Every child deserves to have a safe upbringing that is free from abuse and neglect. However, it is a sad truth that many people endure child abuse, with the Crime Survey for England and Wales (CSEW) estimating that one in five adults aged 18 to 74 years experienced at least one form of child abuse before they reached the age of 16. For this reason, it is essential that anyone who works with children understands the signs of child abuse, and knows what to do when they see someone exhibiting these signs.
In this article, we will explore some of the main signs and discuss the potential impact that abuse and neglect can have on a child.
It is important to note that the information provided in this article is not exhaustive, and that you should always report anything you think could indicate that a child is being mistreated, even if it is not explicitly mentioned here.
There are several indicators that a child is experiencing abuse. For example, you may notice a mark or sudden change in the child's behaviour, or see that the child's parents or caregivers are acting inappropriately towards them. In some cases, a vulnerable child themselves may confide in you about the abuse that they are experiencing.
Before looking at some of the signs in detail, it is important to remember:
Some of the main signs of abuse include:
There are several development stages that children go through, and most of them meet these developmental milestones at roughly the same age. These stages are as follows:
Abuse can have a detrimental impact on a child’s development and cause them to miss some of these milestones, or reach them significantly later than expected. For example, a neglected or abused child may have difficulties forming relationships with other children or adults.
Also, while it is hard to make direct links between experiences of child abuse and problems in later life, it has been seen to cause several issues in adults such as depression, anxiety and post-traumatic stress disorder.
At Commodious, we offer several safeguarding training courses designed for those who work with, or around, children.
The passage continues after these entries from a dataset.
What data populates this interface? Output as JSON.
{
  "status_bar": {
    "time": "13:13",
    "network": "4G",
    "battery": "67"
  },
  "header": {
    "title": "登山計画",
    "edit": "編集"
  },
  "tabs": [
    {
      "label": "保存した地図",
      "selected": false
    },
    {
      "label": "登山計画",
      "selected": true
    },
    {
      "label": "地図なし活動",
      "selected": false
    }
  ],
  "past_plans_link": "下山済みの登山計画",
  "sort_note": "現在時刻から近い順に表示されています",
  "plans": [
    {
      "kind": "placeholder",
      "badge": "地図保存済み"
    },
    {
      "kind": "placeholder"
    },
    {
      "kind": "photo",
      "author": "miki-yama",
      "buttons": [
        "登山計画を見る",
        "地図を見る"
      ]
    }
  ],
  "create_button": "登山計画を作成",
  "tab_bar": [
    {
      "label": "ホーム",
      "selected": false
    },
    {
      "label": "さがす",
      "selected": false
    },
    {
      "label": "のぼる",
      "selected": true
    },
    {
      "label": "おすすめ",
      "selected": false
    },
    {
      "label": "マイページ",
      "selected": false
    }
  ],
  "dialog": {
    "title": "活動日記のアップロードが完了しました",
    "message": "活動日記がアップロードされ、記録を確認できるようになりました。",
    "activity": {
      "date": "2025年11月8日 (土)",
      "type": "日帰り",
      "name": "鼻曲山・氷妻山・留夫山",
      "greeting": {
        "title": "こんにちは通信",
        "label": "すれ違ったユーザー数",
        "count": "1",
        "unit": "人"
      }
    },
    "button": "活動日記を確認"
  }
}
They explore safeguarding legislation and guidance, and explain how to recognise, respond, report and record abuse. To find out more, use the links below: